On the client side, the re-formatted apps can use device-native features like drop down pick lists, and Capriza can distribute the apps by sharing links or giving users a portal to go to. From there, creating a shortcut icon and hiding the browser menu and navigation bars gives a more native experience.
In production, the Firefox-based conversion engine can run in the cloud, hosted by Capriza, or in a virtual machine completely on-premises. And if your app requires a VPN, it just uses whatever infrastructure you currently have in place.
Where Capriza fits into the landscape
Like I said earlier, we talk a lot about all sorts of ways to get enterprise applications to mobile devices, and Capriza is a welcome addition to our toolbox. Out of all the techniques—building native apps, using mobile app management, remote desktops, or Windows app formatting with the XenApp Mobility Pack or Framehawk—Capriza seems like one of the quickest and easiest. This will definitely fit the bill for a lot of apps. It even seems like a product that someone in outside of IT could pick up to spend an afternoon or two building an department-level app.
A few more bits of information about Capriza: For right now, it’s really just meant for internal-facing apps, not public apps. The rack rate is $9.99 per user per domain per month (with unlimited apps), with a sliding scale from there. They’re in a fairly early stage, with 15 employees in Palo Alto and 15 in Israel. Capriza has been working on their product for about two years now, they just came out of stealth mode in January, and they have about 30 customers.
Take a look at this test app I built for BrianMadden.com
As you know, BrianMadden.com isn’t exactly mobile enabled, so I instantly thought of all sorts of things I could do with Capriza. First things first, I built an app to let us view and post article comments. I sent this out to Brian and Gabe, so we’ll give it a good trial.

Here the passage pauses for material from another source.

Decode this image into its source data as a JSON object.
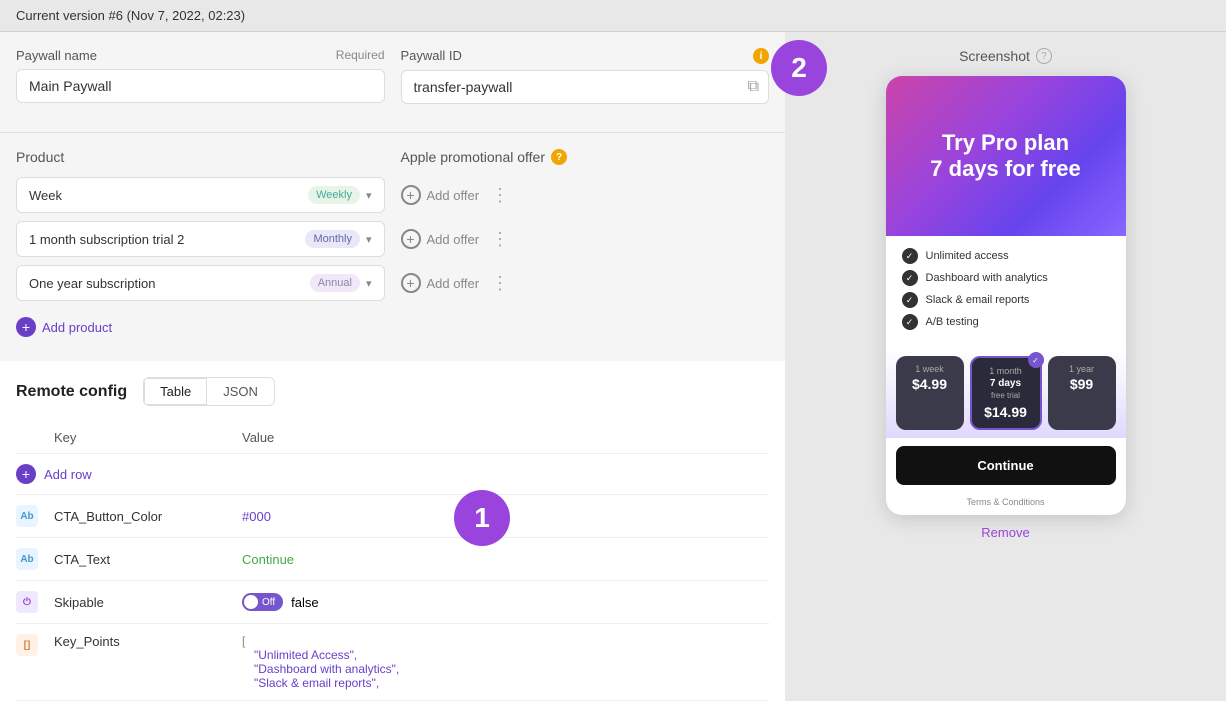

While building this app I found that I had to work around a few limitations with the way our article pages are formatted, but a few extra div tags in our template would smooth things out. Still, it was pretty easy to get what I wanted, and the app works consistently across different pieces of content. I asked Capriza about the this, and they said they do sometimes run into these issues for blog sites, but they have fewer problems with more enterprise-type applications. You can see some of their examples at https://www.capriza.com/use-cases.
My only complaint about using Capriza so far is that I would have liked some sort of ability to see what was going on in the code in addition to the the visual app-building tool. Building the app was like using a WYSIWYG editor without having the option to switch over to a code view to really know what’s going on underneath the surface. The documentation was also pretty limited—of course in a startup there are always a million things to do, but hopefully they’ll get to that soon.
Overall, I’ll be keeping an eye on Capriza—it’s definitely interesting and has a lot of potential for our space.
Finally, here’s the app I built. The Capriza version is on the left and the unmodified pages are on the right, for reference. It’s pretty simple. First, sign in to BrianMadden.com:
From there you’re taken to the list of all articles:
Click on the individual article:
And comment away!